L. Boyd Finch has written a definitive book about the Civil War in the Southwest from the Confederate point of view: Confederate Pathway to the Pacific: Major Sherod Hunter and Arizona Territory, C.S.A. In it he documents the history of the "provisional" territorial government formed in April 1860 by frustrated citizens who wanted to withdraw from the New Mexico Territory and the short period when Rebel forces held Tucson and seemed to pose a serious threat to General Carleton's force coming east from California.* In 1863 a bill was finally passed by Congress and signed into law by President Abraham Lincoln dividing the New Mexico Territory along a north-south line and creating the Arizona Territory.
During the Civil War the Arizona Territory was virtually cut off from adequate communication with the outside world. The first public mail to reach Tucson after the Butterfield shut-down came from California on horseback September 1, 1865. Once the war was over a renewed interest in ranching and mining brought newcomers into the fledgling territory both from the east and from California. In the early 1880s the Southern Pacific Railroad completed the work the mountain men, Mormon volunteers, and army surveyors had begun.
For more about the Civil War in Arizona go here.
*L. Boyd Finch, Confederate Pathway to the Pacific: Major Sherod Hunter and Arizona Territory, C.S.A., p. xiii
**Constance Altschuler, Latest from Arizona!, pp. 192-3
Altshuler, Constance Wynn. Chains of Command, Arizona and the Army, 1856-1875. Tucson, The Arizona Historical Society, 1981.
_________. Latest from Arizona! The Hesperian Letters, 1859-1861. Tucson: Arizona Pioneers' Historical Society, 1969
Ambrose, Stephen E. Nothing Like It in the World: The Men Who Built the Transcontinental Railroad 1863-1869. New York: Simon & Schuster, 2000.
Bufkin, Don and Henry P. Walker. Historical Atlas of Arizona. Norman: University of Oklahoma Press, 1979.
Cleland, Robert Glass. This Reckless Breed of Men: The Trappers and Fur Traders of the Southwest. Lincoln: University of Nebraska Press, 1992.
Editors of Time-Life Books. The Old West: The Trailblazers. Alexandria, Virginia: Time-Life Books, 1973.
Emory, W. H. Notes of a military reconnaissance, from Fort Leavenworth, in Missouri, to San Diego, in California, including of Part the Arkansas, del Norte and Gila Rivers. Download the free Notes of a military reconnaissance e-book now. If you do not have the Microsoft e-book reader, you may download it free on the Microsoft website.

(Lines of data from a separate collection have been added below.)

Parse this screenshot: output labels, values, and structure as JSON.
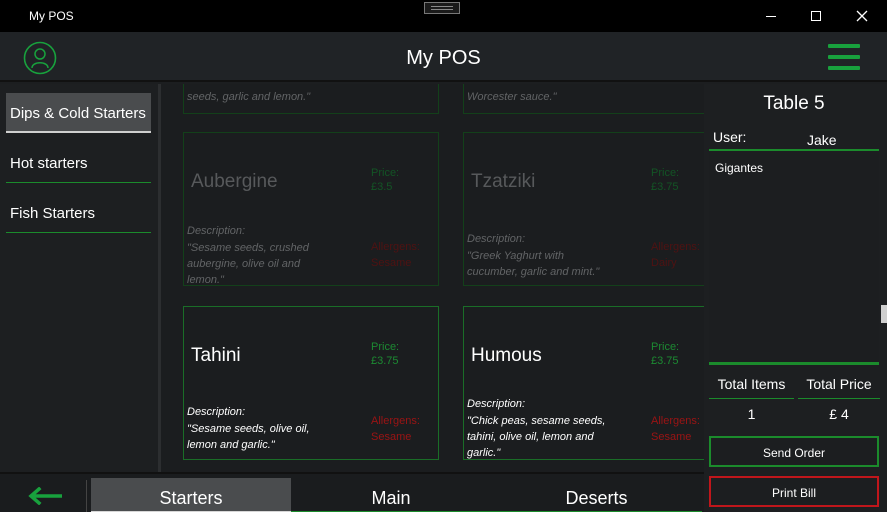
{
  "window": {
    "title": "My POS"
  },
  "header": {
    "title": "My POS"
  },
  "sidebar": {
    "items": [
      {
        "label": "Dips & Cold Starters",
        "active": true
      },
      {
        "label": "Hot starters",
        "active": false
      },
      {
        "label": "Fish Starters",
        "active": false
      }
    ]
  },
  "grid": {
    "partial_top": [
      {
        "text": "seeds, garlic and lemon.\""
      },
      {
        "text": "Worcester sauce.\""
      }
    ],
    "cards": [
      {
        "name": "Aubergine",
        "price_label": "Price:",
        "price": "£3.5",
        "desc_label": "Description:",
        "desc": "\"Sesame seeds, crushed aubergine, olive oil and lemon.\"",
        "allergens_label": "Allergens:",
        "allergens": "Sesame"
      },
      {
        "name": "Tzatziki",
        "price_label": "Price:",
        "price": "£3.75",
        "desc_label": "Description:",
        "desc": "\"Greek Yaghurt with cucumber, garlic and mint.\"",
        "allergens_label": "Allergens:",
        "allergens": "Dairy"
      },
      {
        "name": "Tahini",
        "price_label": "Price:",
        "price": "£3.75",
        "desc_label": "Description:",
        "desc": "\"Sesame seeds, olive oil, lemon and garlic.\"",
        "allergens_label": "Allergens:",
        "allergens": "Sesame"
      },
      {
        "name": "Humous",
        "price_label": "Price:",
        "price": "£3.75",
        "desc_label": "Description:",
        "desc": "\"Chick peas, sesame seeds, tahini, olive oil, lemon and garlic.\"",
        "allergens_label": "Allergens:",
        "allergens": "Sesame"
      }
    ]
  },
  "order": {
    "table_title": "Table 5",
    "user_label": "User:",
    "user": "Jake",
    "items": [
      "Gigantes"
    ],
    "total_items_label": "Total Items",
    "total_price_label": "Total Price",
    "total_items": "1",
    "total_price": "£ 4",
    "send_label": "Send Order",
    "print_label": "Print Bill"
  },
  "bottom_nav": {
    "tabs": [
      {
        "label": "Starters",
        "active": true
      },
      {
        "label": "Main",
        "active": false
      },
      {
        "label": "Deserts",
        "active": false
      }
    ]
  },
  "colors": {
    "accent": "#1b8b2c",
    "danger": "#c0161b",
    "background": "#1c1e20"
  },
  "icons": [
    "user-icon",
    "hamburger-menu-icon",
    "back-arrow-icon",
    "minimize-icon",
    "maximize-icon",
    "close-icon"
  ]
}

Finch, L. Boyd Confederate Pathway to the Pacific: Major Sherod Hunter and Arizona Territory, C.S.A. Tucson: The Arizona Historical Society,1996.
Harris, Benjamin Butler, The Gila Trail: The Texas Argonauts and the California Gold Rush. Norman: University of Oklahoma Press, 1960.
Norris, L. David, James C. Milligan and Odie B. Faulk. William H. Emory: Soldier-Scientist. Tucson: University of Arizona Press, 1998.
Twain, Mark Roughing It. (Many editions available.) Though Twain's stagecoach ride was from Missouri to Nevada along the northern route, his first-hand description of a long stagecoach journey atop the mail sacks should not be missed.
Utley, Robert M. A Life Wild and Perilous: Mountain Men and the Paths to the Pacific. New York: Henry Holt & Co., 1997.
**To find maps in the Library of Congress collection it is necessary to navigate to the map collection from the home page and fill in a search word. (Arizona and New Mexico both work.) Then select a map from the list generated by your query.